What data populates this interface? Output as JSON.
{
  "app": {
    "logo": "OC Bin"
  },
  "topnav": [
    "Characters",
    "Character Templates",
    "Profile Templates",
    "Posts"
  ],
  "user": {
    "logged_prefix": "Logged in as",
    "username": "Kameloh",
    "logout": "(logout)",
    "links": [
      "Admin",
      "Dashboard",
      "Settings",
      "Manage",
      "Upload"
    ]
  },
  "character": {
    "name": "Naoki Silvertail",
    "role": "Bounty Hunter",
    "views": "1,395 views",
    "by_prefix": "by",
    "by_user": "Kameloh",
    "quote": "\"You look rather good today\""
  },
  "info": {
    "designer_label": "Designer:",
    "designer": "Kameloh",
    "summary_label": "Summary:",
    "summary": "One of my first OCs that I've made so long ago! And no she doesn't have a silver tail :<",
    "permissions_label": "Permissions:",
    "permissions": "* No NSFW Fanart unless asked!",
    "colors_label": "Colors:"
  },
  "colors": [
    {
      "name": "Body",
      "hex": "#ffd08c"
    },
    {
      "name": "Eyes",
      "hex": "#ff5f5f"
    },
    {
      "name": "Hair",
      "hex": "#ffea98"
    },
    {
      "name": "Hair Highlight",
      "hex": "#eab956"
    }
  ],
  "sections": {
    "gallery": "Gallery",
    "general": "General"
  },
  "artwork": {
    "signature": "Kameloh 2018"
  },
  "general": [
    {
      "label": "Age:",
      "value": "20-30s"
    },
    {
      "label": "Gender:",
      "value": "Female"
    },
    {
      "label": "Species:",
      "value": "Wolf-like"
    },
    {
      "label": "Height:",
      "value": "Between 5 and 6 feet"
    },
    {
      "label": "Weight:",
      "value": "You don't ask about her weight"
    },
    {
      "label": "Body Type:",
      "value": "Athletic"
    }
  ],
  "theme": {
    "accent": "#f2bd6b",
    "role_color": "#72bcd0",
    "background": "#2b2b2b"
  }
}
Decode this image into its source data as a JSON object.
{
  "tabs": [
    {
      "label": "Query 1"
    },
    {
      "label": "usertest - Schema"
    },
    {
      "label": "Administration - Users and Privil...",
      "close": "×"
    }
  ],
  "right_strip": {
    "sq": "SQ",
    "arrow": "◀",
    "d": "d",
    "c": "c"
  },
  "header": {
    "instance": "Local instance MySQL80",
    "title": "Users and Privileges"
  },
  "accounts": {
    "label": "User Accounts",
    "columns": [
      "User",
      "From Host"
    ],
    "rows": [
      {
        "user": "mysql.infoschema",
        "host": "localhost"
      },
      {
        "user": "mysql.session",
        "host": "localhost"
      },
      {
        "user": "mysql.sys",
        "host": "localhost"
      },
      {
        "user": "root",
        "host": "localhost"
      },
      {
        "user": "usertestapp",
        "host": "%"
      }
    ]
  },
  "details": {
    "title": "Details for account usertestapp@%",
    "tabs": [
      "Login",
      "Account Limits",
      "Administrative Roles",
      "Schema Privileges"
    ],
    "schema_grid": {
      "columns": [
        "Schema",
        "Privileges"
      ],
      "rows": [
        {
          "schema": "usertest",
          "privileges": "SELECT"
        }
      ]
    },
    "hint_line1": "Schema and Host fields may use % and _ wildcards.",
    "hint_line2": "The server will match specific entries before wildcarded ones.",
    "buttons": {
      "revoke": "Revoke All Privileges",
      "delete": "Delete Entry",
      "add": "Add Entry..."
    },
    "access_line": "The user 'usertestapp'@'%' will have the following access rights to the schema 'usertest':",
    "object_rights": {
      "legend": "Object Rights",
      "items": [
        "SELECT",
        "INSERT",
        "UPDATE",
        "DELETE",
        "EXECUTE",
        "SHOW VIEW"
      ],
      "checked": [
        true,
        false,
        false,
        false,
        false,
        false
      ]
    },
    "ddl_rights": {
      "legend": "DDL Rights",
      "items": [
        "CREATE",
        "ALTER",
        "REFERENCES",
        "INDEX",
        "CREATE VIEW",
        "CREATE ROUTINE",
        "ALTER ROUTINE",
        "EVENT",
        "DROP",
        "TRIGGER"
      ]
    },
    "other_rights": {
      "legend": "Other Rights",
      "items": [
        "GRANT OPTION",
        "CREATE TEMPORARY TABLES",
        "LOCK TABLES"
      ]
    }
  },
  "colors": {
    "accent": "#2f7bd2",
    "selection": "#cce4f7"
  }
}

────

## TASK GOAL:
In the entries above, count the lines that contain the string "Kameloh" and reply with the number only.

## OUTPUT FOR THIS TASK:
4